Two aggressive, enjoyable, and highly original videos by Chris Petit, the English novelist and filmmaker (Radio On, Flight to Berlin). Both these portraits of somewhat legendary and cultish media figures were made for BBC TV, a much more enterprising purveyor of edgy television than anything found in this country. But otherwise the videos are quite different. The Falconer (1998, 56 min., codirected by Ian Sinclair) is the more eclectic and difficult of the two, a sort of pseudodocumentary about the countercultural English filmmaker (Daddy) and autodidact Peter Whitehead. Negative Space (1999, 39 min.) is about American film critic, painter, teacher, and carpenter Manny Farber (though American art critic Dave Hickey also appears, along with many film clips and western landscapes that are often glimpsed in Polaroid-framed split screens). Both videos are wild, thoughtful, invigorating, eye-filling, and unusually ambitious. Admission is free. (JR)… Read more »


Virtually all the works of Belgian filmmaker Chantal Akerman are worth seeing, and her 78-minute video documentary (1999) about Jasper, Texas, is no exception. But this meditation on the American south can’t be described as one of her finer efforts; so the implied link with From the East, one of her greatest films, is unfortunate. Akerman’s painterly instincts are as strong and rewarding as ever, but when she tries to move beyond them the results are often trite. Akerman’s theme was overtaken by a horrifying hate crime that occurred a few days before her arrival, in which a black man was beaten, chained to a truck, and dragged three miles to his death through a predominantly black neighborhood. Akerman interviews various locals about the incident (omitting her questions from the film), but apart from their defensiveness the responses are unilluminating. There’s a lovely shot moving through downtown Jasper at dusk, but on the whole Akerman seems to be floundering, unable to say or reveal anything fresh about the south. When she concludes with the camera moving down the three miles of road, there’s a disquieting clash between the beauty of the shot and the horror of what it signifies, but all she can do is bear mute witness to the crime.… Read more »

Set Me Free

Lea Pool’s sensitive coming-of-age feature (1999, 94 min.), set in and around Montreal in 1963, is apparently autobiographical in inspiration. The 13-year-old heroine (Karine Vanasse), who has her first period while visiting her grandmother in the opening sequence, is the illegitimate daughter of a struggling Jewish writer (Miki Manojlovic) and a Catholic who works as a seamstress to help support the family (Pascale Bussieres); her unlikely role model is the prostitute heroine played by Anna Karina in Godard’s Vivre sa vie, and her sexual stirrings gravitate toward both her older brother and a female classmate, who also attract each other. Nicely acted and inflected, this is a very fresh piece of work. (JR)… Read more »
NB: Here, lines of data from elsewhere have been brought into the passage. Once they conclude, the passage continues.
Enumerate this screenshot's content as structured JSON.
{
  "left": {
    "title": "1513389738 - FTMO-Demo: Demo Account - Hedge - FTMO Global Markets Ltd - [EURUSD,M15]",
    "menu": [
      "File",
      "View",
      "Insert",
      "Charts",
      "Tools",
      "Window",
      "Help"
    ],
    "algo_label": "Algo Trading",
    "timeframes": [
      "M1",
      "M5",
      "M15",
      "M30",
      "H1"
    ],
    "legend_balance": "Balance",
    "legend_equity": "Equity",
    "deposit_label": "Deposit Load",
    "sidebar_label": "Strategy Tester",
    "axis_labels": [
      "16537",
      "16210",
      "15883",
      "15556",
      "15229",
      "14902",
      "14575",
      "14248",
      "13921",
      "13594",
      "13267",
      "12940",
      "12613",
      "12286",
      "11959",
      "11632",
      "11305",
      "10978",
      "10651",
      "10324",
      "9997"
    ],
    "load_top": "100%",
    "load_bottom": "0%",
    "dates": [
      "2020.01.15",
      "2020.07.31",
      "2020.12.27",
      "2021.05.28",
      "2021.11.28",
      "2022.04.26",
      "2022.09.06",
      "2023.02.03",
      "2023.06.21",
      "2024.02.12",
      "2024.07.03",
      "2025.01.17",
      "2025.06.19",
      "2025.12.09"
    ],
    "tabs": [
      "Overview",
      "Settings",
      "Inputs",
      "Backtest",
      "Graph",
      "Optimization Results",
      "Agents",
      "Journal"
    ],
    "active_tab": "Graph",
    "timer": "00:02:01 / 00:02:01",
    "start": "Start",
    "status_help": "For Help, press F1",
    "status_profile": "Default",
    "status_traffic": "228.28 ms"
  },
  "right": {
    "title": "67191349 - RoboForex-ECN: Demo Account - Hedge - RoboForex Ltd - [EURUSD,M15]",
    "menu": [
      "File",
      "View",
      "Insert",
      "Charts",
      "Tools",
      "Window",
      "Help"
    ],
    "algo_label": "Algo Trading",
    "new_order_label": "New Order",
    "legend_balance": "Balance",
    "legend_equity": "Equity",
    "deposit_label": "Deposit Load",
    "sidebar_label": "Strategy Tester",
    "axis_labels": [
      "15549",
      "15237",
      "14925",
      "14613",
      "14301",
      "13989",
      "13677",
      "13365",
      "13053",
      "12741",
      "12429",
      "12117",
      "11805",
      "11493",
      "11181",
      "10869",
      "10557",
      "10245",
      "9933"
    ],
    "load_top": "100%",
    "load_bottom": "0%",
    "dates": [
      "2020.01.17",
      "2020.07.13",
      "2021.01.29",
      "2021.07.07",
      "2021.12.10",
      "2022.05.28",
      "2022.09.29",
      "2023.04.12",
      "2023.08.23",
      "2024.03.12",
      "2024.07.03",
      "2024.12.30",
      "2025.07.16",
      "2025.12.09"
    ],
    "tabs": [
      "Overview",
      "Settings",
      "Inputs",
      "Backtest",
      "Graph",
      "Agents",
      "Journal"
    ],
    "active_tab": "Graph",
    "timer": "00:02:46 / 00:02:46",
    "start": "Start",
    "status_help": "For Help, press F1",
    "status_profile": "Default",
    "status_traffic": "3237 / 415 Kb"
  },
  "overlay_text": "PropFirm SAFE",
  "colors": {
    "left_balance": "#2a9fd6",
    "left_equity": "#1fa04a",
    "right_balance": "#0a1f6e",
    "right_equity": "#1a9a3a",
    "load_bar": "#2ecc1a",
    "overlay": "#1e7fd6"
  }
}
Russell Crowe stars as a Roman general asked by the dying emperor, Marcus Aurelius (Richard Harris), to take over as ruler. The emperor’s wrathful son (Joaquin Phoenix) promptly orders the execution of the general and his family; surviving as a gladiator, the general fights his way back to Rome to take revenge and restore justice in the Colosseum. Though the digital effects lack the weight and conviction of their equivalents in old Cecil B. De Mille movies, Ridley Scott’s sword-and-sandal epic has some of the intensity of old Hollywood in terms of storytelling, spectacle, and violenceConnie Nielsen and Oliver Reed make especially strong contributions. But don’t expect anything as good as Spartacus or as enjoyably silly as Quo Vadis? The script, by producer David Franzoni, John Logan, and William Nicholson, is serviceable but not exactly inspired. 154 min. (JR)… Read more »